=== Problem statement ===
Check each line of the entries. Copy the ones that contain the string "duration".
━━━ Exercise data ━━━
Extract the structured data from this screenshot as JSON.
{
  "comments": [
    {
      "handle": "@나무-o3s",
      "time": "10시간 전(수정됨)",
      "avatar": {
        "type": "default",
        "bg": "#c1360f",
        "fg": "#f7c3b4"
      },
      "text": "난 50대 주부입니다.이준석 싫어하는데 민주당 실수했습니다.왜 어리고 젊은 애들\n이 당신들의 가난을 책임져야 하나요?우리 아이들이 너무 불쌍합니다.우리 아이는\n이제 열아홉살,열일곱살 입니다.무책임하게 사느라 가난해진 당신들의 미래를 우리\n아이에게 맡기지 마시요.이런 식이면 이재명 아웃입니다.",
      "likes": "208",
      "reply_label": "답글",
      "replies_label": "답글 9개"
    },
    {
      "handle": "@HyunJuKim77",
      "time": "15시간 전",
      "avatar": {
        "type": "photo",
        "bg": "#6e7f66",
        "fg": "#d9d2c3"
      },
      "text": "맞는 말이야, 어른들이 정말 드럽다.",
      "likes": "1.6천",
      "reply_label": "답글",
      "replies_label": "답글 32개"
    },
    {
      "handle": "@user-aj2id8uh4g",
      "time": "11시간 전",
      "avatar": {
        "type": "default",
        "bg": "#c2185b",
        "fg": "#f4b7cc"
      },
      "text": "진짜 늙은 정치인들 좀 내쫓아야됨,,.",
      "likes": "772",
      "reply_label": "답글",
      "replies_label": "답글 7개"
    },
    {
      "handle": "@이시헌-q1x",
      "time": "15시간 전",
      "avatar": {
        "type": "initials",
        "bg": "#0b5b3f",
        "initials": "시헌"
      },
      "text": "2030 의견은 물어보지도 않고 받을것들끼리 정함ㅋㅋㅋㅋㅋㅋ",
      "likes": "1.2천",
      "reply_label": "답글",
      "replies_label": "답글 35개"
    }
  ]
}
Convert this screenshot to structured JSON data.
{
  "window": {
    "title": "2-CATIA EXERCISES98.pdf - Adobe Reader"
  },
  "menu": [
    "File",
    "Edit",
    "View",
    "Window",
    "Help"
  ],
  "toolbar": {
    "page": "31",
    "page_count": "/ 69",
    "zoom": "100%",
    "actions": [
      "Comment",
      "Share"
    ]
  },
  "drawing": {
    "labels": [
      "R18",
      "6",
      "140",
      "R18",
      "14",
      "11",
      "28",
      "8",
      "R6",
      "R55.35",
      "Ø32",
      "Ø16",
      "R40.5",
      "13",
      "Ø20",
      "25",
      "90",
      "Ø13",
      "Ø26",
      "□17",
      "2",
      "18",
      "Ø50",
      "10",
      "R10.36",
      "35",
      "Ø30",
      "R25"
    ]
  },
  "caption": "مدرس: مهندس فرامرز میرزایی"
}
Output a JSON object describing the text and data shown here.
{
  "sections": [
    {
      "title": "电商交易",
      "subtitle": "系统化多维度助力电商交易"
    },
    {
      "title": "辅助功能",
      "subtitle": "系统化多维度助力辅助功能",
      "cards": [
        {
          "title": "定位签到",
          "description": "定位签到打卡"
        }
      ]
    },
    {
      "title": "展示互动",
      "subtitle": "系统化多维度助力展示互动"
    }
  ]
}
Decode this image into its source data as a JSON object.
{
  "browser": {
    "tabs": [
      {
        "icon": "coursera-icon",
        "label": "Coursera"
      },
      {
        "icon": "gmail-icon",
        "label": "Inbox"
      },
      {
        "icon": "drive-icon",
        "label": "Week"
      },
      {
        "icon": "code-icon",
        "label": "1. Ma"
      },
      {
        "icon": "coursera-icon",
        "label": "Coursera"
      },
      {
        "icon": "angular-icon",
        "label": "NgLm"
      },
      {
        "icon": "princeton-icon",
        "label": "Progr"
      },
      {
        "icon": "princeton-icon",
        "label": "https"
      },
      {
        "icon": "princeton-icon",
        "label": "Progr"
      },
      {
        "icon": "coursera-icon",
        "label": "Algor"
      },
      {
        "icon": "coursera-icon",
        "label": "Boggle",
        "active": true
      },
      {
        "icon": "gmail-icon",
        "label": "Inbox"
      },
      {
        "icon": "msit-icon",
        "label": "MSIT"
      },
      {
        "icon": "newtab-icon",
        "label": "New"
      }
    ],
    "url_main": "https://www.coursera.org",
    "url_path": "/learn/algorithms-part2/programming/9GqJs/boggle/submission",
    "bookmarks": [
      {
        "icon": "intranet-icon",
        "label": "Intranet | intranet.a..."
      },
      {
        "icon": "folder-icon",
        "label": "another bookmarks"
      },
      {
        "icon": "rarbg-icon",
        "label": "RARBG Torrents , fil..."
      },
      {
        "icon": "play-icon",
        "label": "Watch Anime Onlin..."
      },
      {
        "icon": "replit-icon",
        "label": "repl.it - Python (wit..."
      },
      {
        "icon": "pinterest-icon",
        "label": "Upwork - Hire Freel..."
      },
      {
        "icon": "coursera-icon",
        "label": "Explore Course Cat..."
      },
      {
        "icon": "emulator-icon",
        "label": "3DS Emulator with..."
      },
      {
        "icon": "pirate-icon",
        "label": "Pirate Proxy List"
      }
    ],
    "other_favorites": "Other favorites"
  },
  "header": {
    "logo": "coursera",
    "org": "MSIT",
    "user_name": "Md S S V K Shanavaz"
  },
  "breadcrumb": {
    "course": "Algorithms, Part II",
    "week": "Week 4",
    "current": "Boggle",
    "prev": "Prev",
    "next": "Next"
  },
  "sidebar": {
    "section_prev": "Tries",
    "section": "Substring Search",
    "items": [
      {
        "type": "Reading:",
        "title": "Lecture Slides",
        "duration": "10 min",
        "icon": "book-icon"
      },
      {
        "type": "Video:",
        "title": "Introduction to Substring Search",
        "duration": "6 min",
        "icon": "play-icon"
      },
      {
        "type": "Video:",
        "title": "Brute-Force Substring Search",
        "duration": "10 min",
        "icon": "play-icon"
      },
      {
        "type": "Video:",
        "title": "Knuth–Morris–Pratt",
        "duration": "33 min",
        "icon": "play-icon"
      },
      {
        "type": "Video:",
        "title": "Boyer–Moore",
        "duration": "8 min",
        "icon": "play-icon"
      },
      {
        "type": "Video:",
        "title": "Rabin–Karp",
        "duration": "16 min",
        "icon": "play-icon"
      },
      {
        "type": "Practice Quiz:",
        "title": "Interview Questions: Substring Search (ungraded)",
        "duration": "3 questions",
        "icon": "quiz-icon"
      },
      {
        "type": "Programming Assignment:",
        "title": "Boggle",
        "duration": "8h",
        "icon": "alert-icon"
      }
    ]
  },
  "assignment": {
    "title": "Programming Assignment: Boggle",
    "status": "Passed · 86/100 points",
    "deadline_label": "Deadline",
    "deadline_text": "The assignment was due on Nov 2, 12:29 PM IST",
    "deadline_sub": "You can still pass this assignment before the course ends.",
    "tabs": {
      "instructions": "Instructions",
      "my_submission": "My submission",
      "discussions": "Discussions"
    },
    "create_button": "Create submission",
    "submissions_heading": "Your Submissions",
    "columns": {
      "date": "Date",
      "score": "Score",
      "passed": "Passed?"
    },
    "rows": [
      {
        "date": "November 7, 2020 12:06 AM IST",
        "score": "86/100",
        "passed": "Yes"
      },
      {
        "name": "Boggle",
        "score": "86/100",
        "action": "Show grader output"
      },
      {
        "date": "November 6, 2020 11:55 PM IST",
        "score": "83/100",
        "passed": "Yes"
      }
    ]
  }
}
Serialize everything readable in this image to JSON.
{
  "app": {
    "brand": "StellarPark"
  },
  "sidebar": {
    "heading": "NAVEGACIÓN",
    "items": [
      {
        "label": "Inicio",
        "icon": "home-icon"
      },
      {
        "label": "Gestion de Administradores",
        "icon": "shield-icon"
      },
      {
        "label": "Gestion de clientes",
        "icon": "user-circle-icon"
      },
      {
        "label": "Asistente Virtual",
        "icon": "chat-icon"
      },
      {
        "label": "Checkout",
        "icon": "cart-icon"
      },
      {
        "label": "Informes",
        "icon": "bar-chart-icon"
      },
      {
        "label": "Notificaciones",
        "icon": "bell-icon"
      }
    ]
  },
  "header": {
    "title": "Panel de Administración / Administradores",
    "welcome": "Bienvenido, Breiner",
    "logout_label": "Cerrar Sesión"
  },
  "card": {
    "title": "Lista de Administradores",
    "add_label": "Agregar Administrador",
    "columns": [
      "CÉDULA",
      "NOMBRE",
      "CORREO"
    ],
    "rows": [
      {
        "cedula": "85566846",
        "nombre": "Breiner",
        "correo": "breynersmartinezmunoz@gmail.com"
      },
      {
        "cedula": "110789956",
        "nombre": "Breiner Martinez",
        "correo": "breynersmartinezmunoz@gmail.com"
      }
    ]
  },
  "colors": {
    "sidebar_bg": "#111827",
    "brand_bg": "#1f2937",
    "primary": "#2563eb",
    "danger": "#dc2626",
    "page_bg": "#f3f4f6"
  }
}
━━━
=== Answer to this problem ===
        "duration": "10 min",
        "duration": "6 min",
        "duration": "10 min",
        "duration": "33 min",
        "duration": "8 min",
        "duration": "16 min",
        "duration": "3 questions",
        "duration": "8h",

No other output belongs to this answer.